Prompt:
Your task is to repeat the entries word for word while leaving out the pictures.
▼
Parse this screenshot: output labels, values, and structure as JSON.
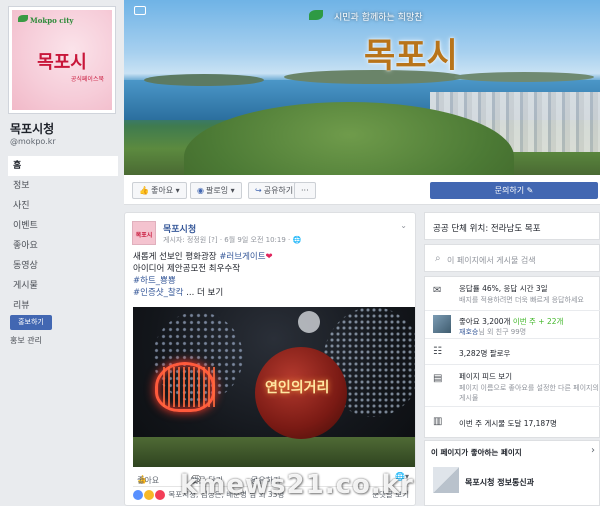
{
  "profile": {
    "logo_tag": "Mokpo city",
    "logo_name": "목포시",
    "logo_sub": "공식페이스북",
    "name": "목포시청",
    "handle": "@mokpo.kr"
  },
  "nav": {
    "items": [
      "홈",
      "정보",
      "사진",
      "이벤트",
      "좋아요",
      "동영상",
      "게시물",
      "리뷰"
    ],
    "active_index": 0,
    "promote_label": "홍보하기",
    "promo_manage_label": "홍보 관리"
  },
  "cover": {
    "slogan": "시민과 함께하는 희망찬",
    "title": "목포시"
  },
  "actionbar": {
    "like_label": "좋아요",
    "follow_label": "팔로잉",
    "share_label": "공유하기",
    "more_label": "···",
    "message_label": "문의하기 ✎"
  },
  "post": {
    "author": "목포시청",
    "meta": "게시자: 정정원 [?] · 6월 9일 오전 10:19 · 🌐",
    "avatar_text": "목포시",
    "line1_text": "새롭게 선보인 평화광장 ",
    "line1_tag": "#러브게이트",
    "line1_heart": "❤",
    "line2": "아이디어 제안공모전 최우수작",
    "line3_tag": "#하트_뿅뿅",
    "line4_tag": "#인증샷_찰칵",
    "line4_more": "... 더 보기",
    "photo_sign": "연인의거리",
    "actions": {
      "like": "좋아요",
      "comment": "댓글 달기",
      "share": "공유하기"
    },
    "reactions_names": "목포시청, 김성은, 배준병 님 외 33명",
    "reactions_right": "순댓글 보기"
  },
  "sidebar": {
    "location": "공공 단체 위치: 전라남도 목포",
    "search_placeholder": "이 페이지에서 게시물 검색",
    "response_title": "응답률 46%, 응답 시간 3일",
    "response_sub": "배지를 적용하려면 더욱 빠르게 응답하세요",
    "likes_line1_a": "좋아요 3,200개 ",
    "likes_line1_b": "이번 주 + 22개",
    "likes_line2_a": "재호승",
    "likes_line2_b": "님 외 친구 99명",
    "follows": "3,282명 팔로우",
    "feed_title": "페이지 피드 보기",
    "feed_sub1": "페이지 이름으로 좋아요를 설정한 다른 페이지의",
    "feed_sub2": "게시물",
    "reach": "이번 주 게시물 도달 17,187명",
    "liked_by_page_title": "이 페이지가 좋아하는 페이지",
    "liked_page_name": "목포시청 정보통신과"
  },
  "watermark": "kmews21.co.kr"
}
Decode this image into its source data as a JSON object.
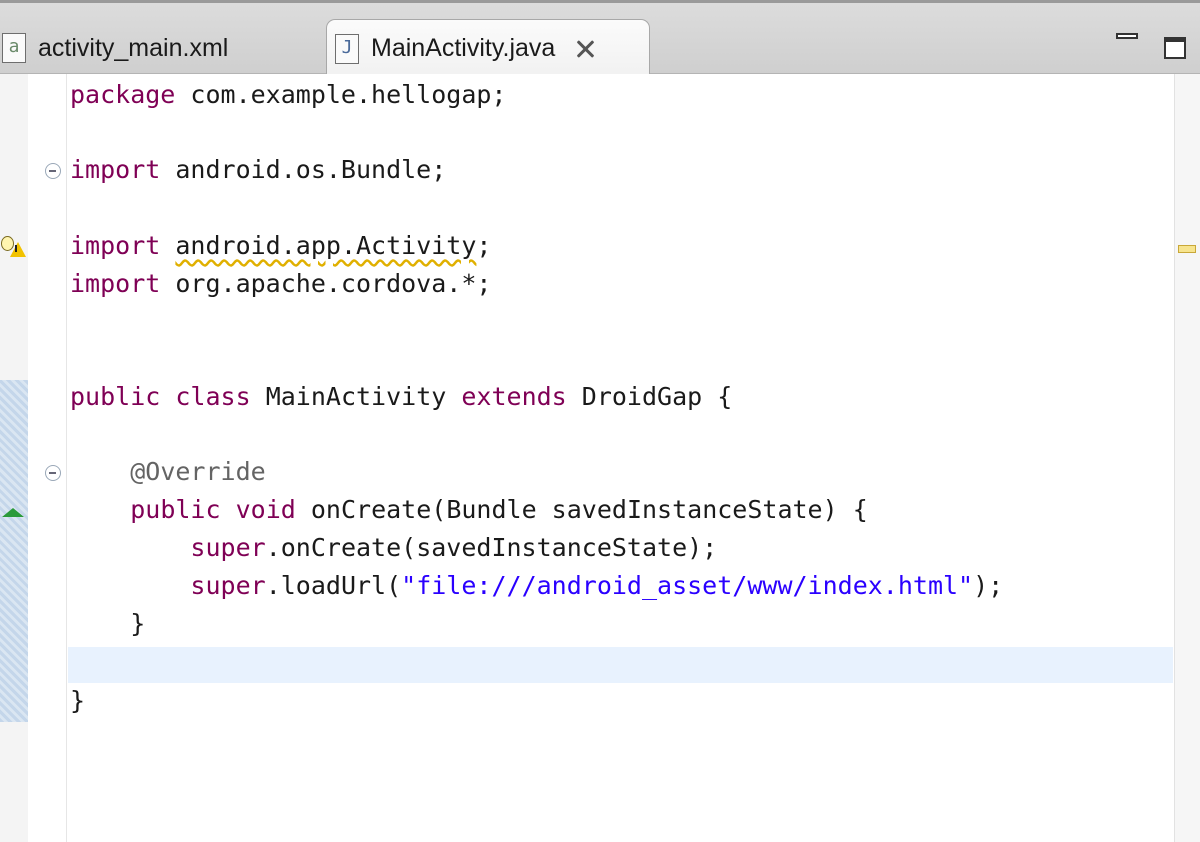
{
  "tabs": [
    {
      "label": "activity_main.xml",
      "icon": "xml-file-icon",
      "active": false
    },
    {
      "label": "MainActivity.java",
      "icon": "java-file-icon",
      "active": true
    }
  ],
  "window_controls": [
    "minimize",
    "maximize"
  ],
  "editor": {
    "current_line": 17,
    "code": {
      "l1": {
        "kw": "package",
        "rest": " com.example.hellogap;"
      },
      "l3": {
        "kw": "import",
        "rest": " android.os.Bundle;"
      },
      "l5": {
        "kw": "import",
        "warn": "android.app.Activity",
        "tail": ";"
      },
      "l6": {
        "kw": "import",
        "rest": " org.apache.cordova.*;"
      },
      "l9": {
        "kw1": "public",
        "kw2": "class",
        "mid": " MainActivity ",
        "kw3": "extends",
        "rest": " DroidGap {"
      },
      "l11": {
        "ann": "@Override"
      },
      "l12": {
        "kw1": "public",
        "kw2": "void",
        "rest": " onCreate(Bundle savedInstanceState) {"
      },
      "l13": {
        "kw": "super",
        "rest": ".onCreate(savedInstanceState);"
      },
      "l14": {
        "kw": "super",
        "mid": ".loadUrl(",
        "str": "\"file:///android_asset/www/index.html\"",
        "tail": ");"
      },
      "l15": {
        "text": "}"
      },
      "l18": {
        "text": "}"
      }
    },
    "colors": {
      "keyword": "#7f0055",
      "annotation": "#646464",
      "string": "#2a00ff",
      "current_line": "#e8f2fe",
      "warning": "#e0b000"
    }
  }
}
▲
Result of this exercise:
Parse this screenshot: output labels, values, and structure as JSON.
{
  "profile": {
    "logo_tag": "Mokpo city",
    "logo_name": "목포시",
    "logo_sub": "공식페이스북",
    "name": "목포시청",
    "handle": "@mokpo.kr"
  },
  "nav": {
    "items": [
      "홈",
      "정보",
      "사진",
      "이벤트",
      "좋아요",
      "동영상",
      "게시물",
      "리뷰"
    ],
    "active_index": 0,
    "promote_label": "홍보하기",
    "promo_manage_label": "홍보 관리"
  },
  "cover": {
    "slogan": "시민과 함께하는 희망찬",
    "title": "목포시"
  },
  "actionbar": {
    "like_label": "좋아요",
    "follow_label": "팔로잉",
    "share_label": "공유하기",
    "more_label": "···",
    "message_label": "문의하기 ✎"
  },
  "post": {
    "author": "목포시청",
    "meta": "게시자: 정정원 [?] · 6월 9일 오전 10:19 · 🌐",
    "avatar_text": "목포시",
    "line1_text": "새롭게 선보인 평화광장 ",
    "line1_tag": "#러브게이트",
    "line1_heart": "❤",
    "line2": "아이디어 제안공모전 최우수작",
    "line3_tag": "#하트_뿅뿅",
    "line4_tag": "#인증샷_찰칵",
    "line4_more": "... 더 보기",
    "photo_sign": "연인의거리",
    "actions": {
      "like": "좋아요",
      "comment": "댓글 달기",
      "share": "공유하기"
    },
    "reactions_names": "목포시청, 김성은, 배준병 님 외 33명",
    "reactions_right": "순댓글 보기"
  },
  "sidebar": {
    "location": "공공 단체 위치: 전라남도 목포",
    "search_placeholder": "이 페이지에서 게시물 검색",
    "response_title": "응답률 46%, 응답 시간 3일",
    "response_sub": "배지를 적용하려면 더욱 빠르게 응답하세요",
    "likes_line1_a": "좋아요 3,200개 ",
    "likes_line1_b": "이번 주 + 22개",
    "likes_line2_a": "재호승",
    "likes_line2_b": "님 외 친구 99명",
    "follows": "3,282명 팔로우",
    "feed_title": "페이지 피드 보기",
    "feed_sub1": "페이지 이름으로 좋아요를 설정한 다른 페이지의",
    "feed_sub2": "게시물",
    "reach": "이번 주 게시물 도달 17,187명",
    "liked_by_page_title": "이 페이지가 좋아하는 페이지",
    "liked_page_name": "목포시청 정보통신과"
  },
  "watermark": "kmews21.co.kr"
}
Decode this image into its source data as a JSON object.
{
  "tabs": [
    {
      "label": "activity_main.xml",
      "icon": "xml-file-icon",
      "active": false
    },
    {
      "label": "MainActivity.java",
      "icon": "java-file-icon",
      "active": true
    }
  ],
  "window_controls": [
    "minimize",
    "maximize"
  ],
  "editor": {
    "current_line": 17,
    "code": {
      "l1": {
        "kw": "package",
        "rest": " com.example.hellogap;"
      },
      "l3": {
        "kw": "import",
        "rest": " android.os.Bundle;"
      },
      "l5": {
        "kw": "import",
        "warn": "android.app.Activity",
        "tail": ";"
      },
      "l6": {
        "kw": "import",
        "rest": " org.apache.cordova.*;"
      },
      "l9": {
        "kw1": "public",
        "kw2": "class",
        "mid": " MainActivity ",
        "kw3": "extends",
        "rest": " DroidGap {"
      },
      "l11": {
        "ann": "@Override"
      },
      "l12": {
        "kw1": "public",
        "kw2": "void",
        "rest": " onCreate(Bundle savedInstanceState) {"
      },
      "l13": {
        "kw": "super",
        "rest": ".onCreate(savedInstanceState);"
      },
      "l14": {
        "kw": "super",
        "mid": ".loadUrl(",
        "str": "\"file:///android_asset/www/index.html\"",
        "tail": ");"
      },
      "l15": {
        "text": "}"
      },
      "l18": {
        "text": "}"
      }
    },
    "colors": {
      "keyword": "#7f0055",
      "annotation": "#646464",
      "string": "#2a00ff",
      "current_line": "#e8f2fe",
      "warning": "#e0b000"
    }
  }
}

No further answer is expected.